One of the things I hated while I was a student in high school and college is that the only things people ever cared to know about me were what I was studying and my college plans. My parents, their employees, their friends, relatives, strangers in the coffees shop, Uber drivers, flight attendants — you get it — the only thing people wanted to know about was my schooling.
When I finally dropped out of college, I realized quickly how limiting the “student” label can be. I technically was no more skilled, no more knowledgeable, and no more confident, but as soon as I started telling people that I was a “marketer,” they started treating me differently. Doing this allowed me to get clients, travel opportunities, speaking invites, and more.
This lends itself to an interesting conclusion: stop identifying as a student.
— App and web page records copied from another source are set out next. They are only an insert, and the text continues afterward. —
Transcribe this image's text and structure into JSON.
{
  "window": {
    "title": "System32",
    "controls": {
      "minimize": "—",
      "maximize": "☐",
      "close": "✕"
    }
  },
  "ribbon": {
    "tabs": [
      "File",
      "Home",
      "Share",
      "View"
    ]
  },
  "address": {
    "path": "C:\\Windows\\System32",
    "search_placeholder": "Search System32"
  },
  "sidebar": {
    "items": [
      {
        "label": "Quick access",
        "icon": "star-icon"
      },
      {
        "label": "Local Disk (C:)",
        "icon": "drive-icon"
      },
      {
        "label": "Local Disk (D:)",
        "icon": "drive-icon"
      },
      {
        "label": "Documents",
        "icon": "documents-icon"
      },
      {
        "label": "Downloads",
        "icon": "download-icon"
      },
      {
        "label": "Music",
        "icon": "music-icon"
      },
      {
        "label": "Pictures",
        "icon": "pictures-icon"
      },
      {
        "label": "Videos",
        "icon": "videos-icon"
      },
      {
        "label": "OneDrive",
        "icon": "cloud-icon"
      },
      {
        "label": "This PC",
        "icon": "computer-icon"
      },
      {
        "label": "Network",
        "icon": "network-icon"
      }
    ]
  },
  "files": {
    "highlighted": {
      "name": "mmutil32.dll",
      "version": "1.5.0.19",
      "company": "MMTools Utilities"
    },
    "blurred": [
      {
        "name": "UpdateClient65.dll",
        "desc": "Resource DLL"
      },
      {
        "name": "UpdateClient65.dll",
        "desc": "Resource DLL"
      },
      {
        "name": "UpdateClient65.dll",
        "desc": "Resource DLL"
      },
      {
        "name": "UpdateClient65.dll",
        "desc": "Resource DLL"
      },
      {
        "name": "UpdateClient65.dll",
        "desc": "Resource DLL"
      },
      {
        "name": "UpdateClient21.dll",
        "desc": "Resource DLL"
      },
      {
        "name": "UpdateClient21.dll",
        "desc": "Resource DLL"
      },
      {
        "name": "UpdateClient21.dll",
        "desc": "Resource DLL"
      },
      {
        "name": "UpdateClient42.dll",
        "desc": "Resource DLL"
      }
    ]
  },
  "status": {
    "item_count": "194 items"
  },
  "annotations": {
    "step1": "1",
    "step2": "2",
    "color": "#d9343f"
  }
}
Taylor King, a college dropout I met for the first time a couple years ago in Charleston when he was finishing high school put it nicely today on Facebook:
Don’t tell anybody you’re in school.
I’ve been blessed to talk to a lot of people in the last year in all stages of life. Many of which are either about to start school, currently studying, or have just gotten out.
Personally, if you’re in school and want to run in the ranks of professionals, you should focus on talking about your skillset and your business. I got into events, met with business owners, and networked heavily without any mention of my school. I believe it tremendously improved people’s perception of me as I came to them as a passionate individual dedicated to their craft.
The perception of a student in college is not “bad”, but rather “not ready”, which you can imagine is not appealing to someone you want to pay you.
Show them you’re ready by putting school in the background when dealing with business in the real world.
Taylor’s advice is not just empty words. Over the last year I’ve watched him grow from a relatively uncertain dropout to an employee at a successful startup in New York City to an in-demand creative videographer who recently did a shoot for GQ. He knows from experience how positioning yourself as a professional, even if you don’t feel like you’re ready yet, can make a huge difference in the kinds of opportunities that come your way and your ability to make an income doing things you love.
As I’ve written before, my general philosophy on college is this: don’t let your degree and education status be the most interesting thing about you. Taylor’s advice, and his success as a young person who dropped out of college, is built on this principle. You will be taken seriously if you position yourself seriously. If you position yourself as a student, expect “student-like” results and treatment from others.
Note that there is a difference between what Taylor is telling you to do and what someone like the character of George Constanza in Seinfeld does when he claims:
I work in the building. I’m an architect. Have you seen the new addition to the Gugenheim? It didn’t take me that long either.
George is a liar and a buffoon who can’t follow through on anything. He might be able to fake it in the short term but he will always be discovered.
Taylor had the minimum skill he needed to get started as a professional and had already done some work here and there. All he needed was to stop telling people he was a student and start telling them he was a creative. He just needed to give himself permission to be who he already was in front of other people.
And here’s one more example of Taylor’s principle in action, but in an area entirely unrelated to students. My girlfriend and I saw Fifty Shades Freed the other day at the movies and there is a scene in which an attractive architect is hitting on Christian Gray in front of the main character, his new wife Ana. When she addresses Ana as Ana in a clear power move, she responds “you may call me Mrs. Gray.” The power dynamic was entirely reversed and the woman backed down. It is an odd example I know, but the principle remains the same: how you identify yourself will determine how people treat you.
To bring it all back to students, I’ve met hundreds of students around the world on my travels speaking at conferences and universities and they all want to know how they can start getting professional opportunities. The first step is as Taylor says, to stop identifying as a student. Start telling people that you’re “an X.” Do something interesting in that category, take on a project, start blogging about a topic you care about, and show your work publicly.
You will find opportunties that were previously closed begin to unlock and that people no longer look at you as the unprepared, “unready” student you once were. You’ll also notice a mindset shift happen within you that helps you get more done professionally. I’ve written a few times on the preparation mindset and I think consciously removing “student” from the way you describe yourself is a good first step in overcoming it:
Telling ourselves that we’re a “student” becomes a convenient way of postponing the responsibility of actually building something while still allowing ourselves to feel like we’re working towards an end goal.
In my own case, calling myself a marketer not only reframed the expectations others had of me, but it reframed the expectations I had of myself too. It created a psychological pressure to work that wasn’t there as strongly while I was a student. I can’t imagine going back.